Yemen: The Ultimate Tourist Destination

Any one who has ever been to or visited Yemen will say one thing about that: an unforgettable experience. Yemen is also unique, exotic and enchanting. Rolling, green, cool high mountains; fantastic valleys; pristine beaches and blue, pure seas; vast expanses of deserts - some mountainous and some flat filled with Mars like features; radically distinctive islands; and the friendliest people.

Due to some few incidences, associated with the so called 'terrorism' - Yemen has been (wrongly) made to appear dangerous and unsafe.But contrary to what some or many think, Yemen is very safe.
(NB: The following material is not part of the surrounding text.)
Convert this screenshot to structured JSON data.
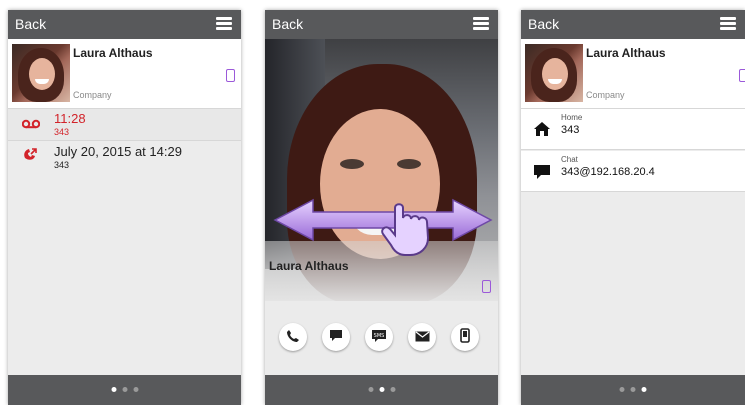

Where else can one stop by on any high way and rest or help others, so easily, without fear? Where else can one walk the streets at any time of day or night without the fear of being mugged or robbed? Very few countries can claim or boast that.

Most tourists who come to Yemen these days are cultured, elderly Europeans; those seeking the authentic and unusual. Yemen provides that. Yemen appeals to those with a taste for adventure and the ancient. "Yemen offers stunning, ancient cities like Ma'rib, which was the capital of ancient Sheba. The country also boasts soaring mountains and pristine coral reefs. Yemen's architecture is dramatically different from the suburban sprawl and urban boxes of most of the modern world. It has buildings made of mud, straw and dung that can rise eight stories, and the mosque minarets are frosted with gypsum." It offers too: the stunning, UNESCO's, World Heritage city of Shibam. And much more.

"It's a very beautiful country and it has some of the Arab world's most interesting, best preserved, medieval ruins. And it's also got a living culture which is exotic in the true sense of the word," John Andrews, a Washington correspondent for "The Economist," once told CNN.

As recently as last December The New York Times had this to say:

TO the untrained thrill-seeker, Yemen would seem to promise the kind of adventures that only James Bond would relish: kidnapping by tribal factions, riots over gasoline prices, cheap and plentiful AK-47s, and taxi drivers who pack daggers and pistols. Plus, there’s the specter of terrorism: the bombing of the U.S.S. Cole in Aden in 2000 presaged much bigger attacks.

But in contrast to the rest of the Arabian Peninsula, which is mostly hot, dry and barren, Yemen is practically a cool green paradise, with crisp mountain air, enormous acacia trees, pristine coral reefs and verdant fields bursting with khat, a psychoactive plant that induces mild euphoria.

In recent years, tour operators have started to capitalize on Yemen’s exotic geography as the new frontier in adventure travel. New outfits offer grueling treks to mountaintop villages, four-wheel-drive safaris through untrammeled deserts and sailing voyages aboard ancient dhows to isolated, Galápagos-like islands. And unlike Dubai, the Oz-like emirate on the other side of Saudi Arabia, Yemen is nothing if not authentic.

And from the Arabian Wildlife: Yemen is a very attractive place for the committed eco-tourist to visit, not only because of its interesting geographical features, flora and fauna, but because the traditional lifestyle of its people has remained relatively untouched by the 20th century.

Other Posts On This Site On Yemen

More Links On Yemen: AME Info, Arab.net, Yementourism.com, al-bab.com, Yemen Times, Yemen Observer, Saba News, Google News, Google Scholar, Google Earth